The bachelor's programmes that are currently offered in Dutch will remain unchanged for now, and will not have an English-language track.


Final decision-making on introducing bilingual bachelor's programmes has yet to take place. We find it important to do this jointly for all programmes. By doing so, we work towards a clear and uniform approach and do justice to the societal signals regarding more attention to accessibility and Dutch language skills within higher education.

We are currently investigating for which programmes it is feasible and efficacious to offer a track in Dutch and English. In the course of 2024, we want to have clarity on a final decision. The Internationalisation in Balance Act, which will soon be debated in Dutch Parliament, will play a role in the further elaboration.
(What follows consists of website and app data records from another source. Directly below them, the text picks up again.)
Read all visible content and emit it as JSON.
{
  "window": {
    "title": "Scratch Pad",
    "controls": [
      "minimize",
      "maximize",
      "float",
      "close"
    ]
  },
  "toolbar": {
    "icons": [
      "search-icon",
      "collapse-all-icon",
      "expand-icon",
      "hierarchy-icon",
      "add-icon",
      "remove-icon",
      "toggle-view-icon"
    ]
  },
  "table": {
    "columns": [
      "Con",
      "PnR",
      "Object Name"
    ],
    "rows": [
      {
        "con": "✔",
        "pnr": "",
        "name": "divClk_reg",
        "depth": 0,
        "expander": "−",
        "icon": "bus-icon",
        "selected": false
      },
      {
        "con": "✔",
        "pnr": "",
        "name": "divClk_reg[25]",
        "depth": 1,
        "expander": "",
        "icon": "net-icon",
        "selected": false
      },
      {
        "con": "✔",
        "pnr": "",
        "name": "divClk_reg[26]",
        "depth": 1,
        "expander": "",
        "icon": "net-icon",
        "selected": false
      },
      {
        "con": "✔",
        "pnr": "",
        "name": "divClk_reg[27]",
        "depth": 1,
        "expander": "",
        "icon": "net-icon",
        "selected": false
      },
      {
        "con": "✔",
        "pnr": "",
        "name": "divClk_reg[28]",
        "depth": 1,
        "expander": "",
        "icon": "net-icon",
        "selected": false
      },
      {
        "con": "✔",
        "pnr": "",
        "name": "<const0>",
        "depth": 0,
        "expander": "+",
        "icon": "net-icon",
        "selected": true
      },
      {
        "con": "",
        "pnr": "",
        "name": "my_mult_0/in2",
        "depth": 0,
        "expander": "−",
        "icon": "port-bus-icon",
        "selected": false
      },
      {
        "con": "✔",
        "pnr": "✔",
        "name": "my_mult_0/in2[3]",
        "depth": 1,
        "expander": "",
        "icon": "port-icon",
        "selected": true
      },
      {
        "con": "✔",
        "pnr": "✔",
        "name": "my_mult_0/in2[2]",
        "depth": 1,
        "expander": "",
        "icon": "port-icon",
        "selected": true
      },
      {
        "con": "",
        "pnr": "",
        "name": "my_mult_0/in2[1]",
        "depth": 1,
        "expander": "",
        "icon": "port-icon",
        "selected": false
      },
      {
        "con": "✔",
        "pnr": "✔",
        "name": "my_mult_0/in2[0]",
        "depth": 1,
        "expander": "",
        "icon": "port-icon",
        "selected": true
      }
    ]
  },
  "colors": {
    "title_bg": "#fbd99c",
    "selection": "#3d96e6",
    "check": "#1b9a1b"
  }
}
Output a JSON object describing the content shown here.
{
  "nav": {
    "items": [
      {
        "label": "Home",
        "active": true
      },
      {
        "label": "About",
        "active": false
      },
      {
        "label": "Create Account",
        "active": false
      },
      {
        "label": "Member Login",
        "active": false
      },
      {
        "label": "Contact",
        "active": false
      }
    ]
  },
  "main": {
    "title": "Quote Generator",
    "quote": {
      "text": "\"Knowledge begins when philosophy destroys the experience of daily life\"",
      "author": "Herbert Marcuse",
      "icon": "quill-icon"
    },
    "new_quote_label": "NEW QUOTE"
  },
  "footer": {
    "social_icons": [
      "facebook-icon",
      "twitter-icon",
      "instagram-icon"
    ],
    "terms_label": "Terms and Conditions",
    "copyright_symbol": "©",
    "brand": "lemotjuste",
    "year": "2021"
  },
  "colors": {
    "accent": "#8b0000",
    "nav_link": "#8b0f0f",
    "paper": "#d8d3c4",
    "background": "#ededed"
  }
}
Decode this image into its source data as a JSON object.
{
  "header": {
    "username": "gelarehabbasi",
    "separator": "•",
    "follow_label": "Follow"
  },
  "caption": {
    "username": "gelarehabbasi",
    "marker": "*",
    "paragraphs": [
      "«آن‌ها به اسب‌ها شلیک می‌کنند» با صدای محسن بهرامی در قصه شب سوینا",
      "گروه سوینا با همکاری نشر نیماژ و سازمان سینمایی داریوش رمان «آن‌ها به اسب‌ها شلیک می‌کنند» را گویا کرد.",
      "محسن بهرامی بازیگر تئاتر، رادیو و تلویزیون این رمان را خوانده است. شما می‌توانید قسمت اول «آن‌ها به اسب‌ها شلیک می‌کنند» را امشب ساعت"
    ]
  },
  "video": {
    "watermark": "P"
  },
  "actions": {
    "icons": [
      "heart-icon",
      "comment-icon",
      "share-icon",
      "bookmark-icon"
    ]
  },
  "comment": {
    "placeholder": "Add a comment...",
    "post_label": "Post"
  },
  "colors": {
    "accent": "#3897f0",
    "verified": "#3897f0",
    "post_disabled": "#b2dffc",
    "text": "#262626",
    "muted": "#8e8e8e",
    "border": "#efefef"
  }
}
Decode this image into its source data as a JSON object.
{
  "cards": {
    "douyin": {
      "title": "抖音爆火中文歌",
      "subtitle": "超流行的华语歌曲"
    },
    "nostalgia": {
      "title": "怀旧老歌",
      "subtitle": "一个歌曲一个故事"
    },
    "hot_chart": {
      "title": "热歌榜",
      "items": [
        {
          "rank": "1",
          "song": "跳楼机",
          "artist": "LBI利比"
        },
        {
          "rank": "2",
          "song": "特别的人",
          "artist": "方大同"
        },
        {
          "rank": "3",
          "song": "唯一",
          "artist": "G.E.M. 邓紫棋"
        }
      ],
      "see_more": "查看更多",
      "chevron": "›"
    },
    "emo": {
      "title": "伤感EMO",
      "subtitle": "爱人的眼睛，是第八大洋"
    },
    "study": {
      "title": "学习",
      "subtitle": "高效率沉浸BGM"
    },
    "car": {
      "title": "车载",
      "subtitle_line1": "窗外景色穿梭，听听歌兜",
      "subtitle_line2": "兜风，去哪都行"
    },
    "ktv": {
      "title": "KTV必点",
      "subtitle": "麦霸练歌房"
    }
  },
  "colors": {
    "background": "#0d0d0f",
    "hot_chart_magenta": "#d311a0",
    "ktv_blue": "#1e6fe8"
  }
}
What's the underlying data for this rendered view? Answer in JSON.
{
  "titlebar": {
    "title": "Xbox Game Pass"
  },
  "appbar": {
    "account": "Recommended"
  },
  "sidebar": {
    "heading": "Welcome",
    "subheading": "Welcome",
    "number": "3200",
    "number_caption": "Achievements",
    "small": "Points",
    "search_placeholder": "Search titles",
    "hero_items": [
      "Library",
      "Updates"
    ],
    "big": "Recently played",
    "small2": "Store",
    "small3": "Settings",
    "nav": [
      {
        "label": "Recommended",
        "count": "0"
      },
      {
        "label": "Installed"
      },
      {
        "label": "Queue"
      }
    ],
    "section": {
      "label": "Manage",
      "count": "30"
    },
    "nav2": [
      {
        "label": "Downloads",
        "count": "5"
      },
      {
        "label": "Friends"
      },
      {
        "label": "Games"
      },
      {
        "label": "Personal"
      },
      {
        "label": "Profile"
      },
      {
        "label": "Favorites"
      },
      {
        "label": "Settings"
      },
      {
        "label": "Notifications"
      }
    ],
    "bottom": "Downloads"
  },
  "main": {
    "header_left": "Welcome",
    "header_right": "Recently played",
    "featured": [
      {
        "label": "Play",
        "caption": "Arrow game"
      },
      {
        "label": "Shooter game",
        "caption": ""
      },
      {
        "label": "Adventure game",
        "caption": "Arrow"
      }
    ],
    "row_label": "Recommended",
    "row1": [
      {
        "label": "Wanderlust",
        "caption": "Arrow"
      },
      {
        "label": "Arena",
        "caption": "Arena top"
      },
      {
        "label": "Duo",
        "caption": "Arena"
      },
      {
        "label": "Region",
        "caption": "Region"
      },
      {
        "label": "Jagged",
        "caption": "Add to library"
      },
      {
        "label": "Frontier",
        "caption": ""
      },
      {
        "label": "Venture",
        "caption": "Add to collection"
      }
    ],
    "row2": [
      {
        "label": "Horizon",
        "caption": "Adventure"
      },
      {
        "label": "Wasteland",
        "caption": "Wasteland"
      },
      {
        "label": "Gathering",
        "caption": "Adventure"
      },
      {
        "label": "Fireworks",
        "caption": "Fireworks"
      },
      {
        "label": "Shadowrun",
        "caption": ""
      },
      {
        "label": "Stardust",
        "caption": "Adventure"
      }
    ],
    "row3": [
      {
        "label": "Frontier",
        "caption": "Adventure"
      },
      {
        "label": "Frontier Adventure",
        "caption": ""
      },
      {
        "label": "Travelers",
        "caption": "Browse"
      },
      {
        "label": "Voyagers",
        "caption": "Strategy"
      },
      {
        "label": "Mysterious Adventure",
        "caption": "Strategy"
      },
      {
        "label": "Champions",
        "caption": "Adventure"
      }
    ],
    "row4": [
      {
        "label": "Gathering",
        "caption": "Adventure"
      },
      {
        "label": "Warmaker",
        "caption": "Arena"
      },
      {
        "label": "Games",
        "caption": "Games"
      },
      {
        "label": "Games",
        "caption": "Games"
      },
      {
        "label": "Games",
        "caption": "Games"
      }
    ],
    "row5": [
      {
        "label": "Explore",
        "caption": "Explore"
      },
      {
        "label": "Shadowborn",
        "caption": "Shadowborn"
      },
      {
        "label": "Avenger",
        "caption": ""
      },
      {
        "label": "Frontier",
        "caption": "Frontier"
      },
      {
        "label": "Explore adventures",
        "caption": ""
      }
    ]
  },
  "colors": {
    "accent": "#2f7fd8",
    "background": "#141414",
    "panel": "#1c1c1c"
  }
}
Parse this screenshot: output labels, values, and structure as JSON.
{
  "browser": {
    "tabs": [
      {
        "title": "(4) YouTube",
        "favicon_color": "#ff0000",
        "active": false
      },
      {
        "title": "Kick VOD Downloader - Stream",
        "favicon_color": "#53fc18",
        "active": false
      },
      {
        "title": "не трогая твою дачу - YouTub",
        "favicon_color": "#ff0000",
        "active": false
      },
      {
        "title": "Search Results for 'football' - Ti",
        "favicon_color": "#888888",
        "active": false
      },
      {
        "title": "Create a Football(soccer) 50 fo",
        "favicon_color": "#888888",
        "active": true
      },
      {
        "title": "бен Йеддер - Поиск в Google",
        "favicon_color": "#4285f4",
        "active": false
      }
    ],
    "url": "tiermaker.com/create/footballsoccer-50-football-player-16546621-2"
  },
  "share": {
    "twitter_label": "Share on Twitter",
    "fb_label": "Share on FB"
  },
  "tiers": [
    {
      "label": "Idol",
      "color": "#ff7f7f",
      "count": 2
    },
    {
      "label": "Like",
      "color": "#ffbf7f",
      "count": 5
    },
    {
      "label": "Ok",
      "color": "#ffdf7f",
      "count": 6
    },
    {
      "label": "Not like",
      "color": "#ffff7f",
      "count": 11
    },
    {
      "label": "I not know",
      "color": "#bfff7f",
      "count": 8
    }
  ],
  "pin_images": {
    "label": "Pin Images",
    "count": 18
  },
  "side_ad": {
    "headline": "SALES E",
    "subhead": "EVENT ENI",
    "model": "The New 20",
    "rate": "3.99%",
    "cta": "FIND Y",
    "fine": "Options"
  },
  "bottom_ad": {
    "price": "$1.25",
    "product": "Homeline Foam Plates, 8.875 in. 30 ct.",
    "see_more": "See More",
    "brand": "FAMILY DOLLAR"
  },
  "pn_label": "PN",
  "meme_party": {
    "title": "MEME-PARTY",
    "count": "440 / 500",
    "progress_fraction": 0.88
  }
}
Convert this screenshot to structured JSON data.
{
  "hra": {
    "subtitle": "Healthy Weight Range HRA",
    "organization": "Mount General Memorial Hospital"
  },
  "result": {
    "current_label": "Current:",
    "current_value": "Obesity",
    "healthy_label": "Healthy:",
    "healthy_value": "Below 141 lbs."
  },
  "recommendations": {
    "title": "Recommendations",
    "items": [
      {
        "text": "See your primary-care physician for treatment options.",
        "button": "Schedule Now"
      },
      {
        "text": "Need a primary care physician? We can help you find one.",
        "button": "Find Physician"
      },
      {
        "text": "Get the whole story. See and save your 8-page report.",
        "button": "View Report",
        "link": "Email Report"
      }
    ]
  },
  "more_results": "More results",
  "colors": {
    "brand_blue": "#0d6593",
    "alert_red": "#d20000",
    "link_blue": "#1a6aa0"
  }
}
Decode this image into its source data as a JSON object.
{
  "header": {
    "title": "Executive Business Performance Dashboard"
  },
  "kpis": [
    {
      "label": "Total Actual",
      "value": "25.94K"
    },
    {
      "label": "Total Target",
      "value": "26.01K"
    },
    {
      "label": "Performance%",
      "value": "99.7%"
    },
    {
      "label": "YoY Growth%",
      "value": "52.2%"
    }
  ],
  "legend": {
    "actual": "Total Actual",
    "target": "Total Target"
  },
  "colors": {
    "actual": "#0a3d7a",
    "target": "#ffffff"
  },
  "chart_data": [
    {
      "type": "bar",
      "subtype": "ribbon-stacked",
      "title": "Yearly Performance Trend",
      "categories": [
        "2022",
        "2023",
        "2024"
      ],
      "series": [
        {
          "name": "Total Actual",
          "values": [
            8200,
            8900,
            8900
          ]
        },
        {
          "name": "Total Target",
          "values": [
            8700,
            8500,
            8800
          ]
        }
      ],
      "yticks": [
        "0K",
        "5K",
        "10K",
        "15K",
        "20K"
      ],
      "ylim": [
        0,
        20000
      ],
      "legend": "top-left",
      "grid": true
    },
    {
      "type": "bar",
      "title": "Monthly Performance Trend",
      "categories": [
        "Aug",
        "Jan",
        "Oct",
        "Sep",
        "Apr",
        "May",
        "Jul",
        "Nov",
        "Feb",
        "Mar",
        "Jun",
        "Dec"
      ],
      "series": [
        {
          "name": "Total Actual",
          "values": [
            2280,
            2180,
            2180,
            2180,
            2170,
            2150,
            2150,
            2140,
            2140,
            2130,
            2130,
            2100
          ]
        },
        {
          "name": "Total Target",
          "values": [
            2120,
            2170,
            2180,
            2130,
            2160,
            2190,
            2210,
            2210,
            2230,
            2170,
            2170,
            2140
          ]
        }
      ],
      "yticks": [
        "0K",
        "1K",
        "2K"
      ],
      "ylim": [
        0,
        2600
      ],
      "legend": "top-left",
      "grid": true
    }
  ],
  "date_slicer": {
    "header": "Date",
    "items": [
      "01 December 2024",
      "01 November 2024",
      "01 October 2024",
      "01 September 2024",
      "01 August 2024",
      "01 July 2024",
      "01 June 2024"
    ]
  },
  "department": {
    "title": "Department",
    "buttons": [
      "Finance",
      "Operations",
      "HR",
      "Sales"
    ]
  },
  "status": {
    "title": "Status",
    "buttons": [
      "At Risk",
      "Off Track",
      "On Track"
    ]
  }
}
If programmes choose to introduce a Dutch track within an existing programme, it will be introduced possibly with effect from the academic year 2026-2027.

Consequences for current students and staff

Anyone who has started a bachelor’s programme and anyone starting a bachelor's programme at UT in the 2024-2025 or 2025-2026 academic year will be able to follow the programme in the language in which they started their studies for the entire duration of their studies. Students will, therefore, not face mid-term changes.

International staff will continue to be able to teach at UT, and we will continue to offer the English tracks we currently have. We find it very important at UT that our students have the opportunity to learn and obtain knowledge through interaction with people from all over the world. Our international colleagues also need to be able to deliver UT education programmes while continuing to conduct research and work on innovation. We will continue to invest in the Dutch language abilities of our staff as we already do to enable international colleagues to participate fully in life on the campus and its surroundings.

International students and staff will remain welcome

We consider it important to emphasise that international students and staff will continue to be welcome at the university as they are a valuable and essential part of our academic community. Furthermore, the influx of global talent is of great importance for the labour market: there is a great need for highly qualified personnel, both in the region and in the sectors for which UT educates, such as natural sciences, ICT and engineering and the interfaces between natural and engineering sciences and behavioural sciences.

We actively encourage international students and staff to learn Dutch, for example, by taking advantage of the UT Language Centre (UTLC) offer. Learning Dutch helps them feel at home in Enschede and the Netherlands, makes optimal use of all facilities and opportunities, establishes social contacts, and helps them gain a better understanding of what the Dutch labour market has to offer.

All information regarding the internationalisation debate is available on our topic page.

L.P.W. van der Velde MSc (Laurens)
Spokesperson Executive Board (EB)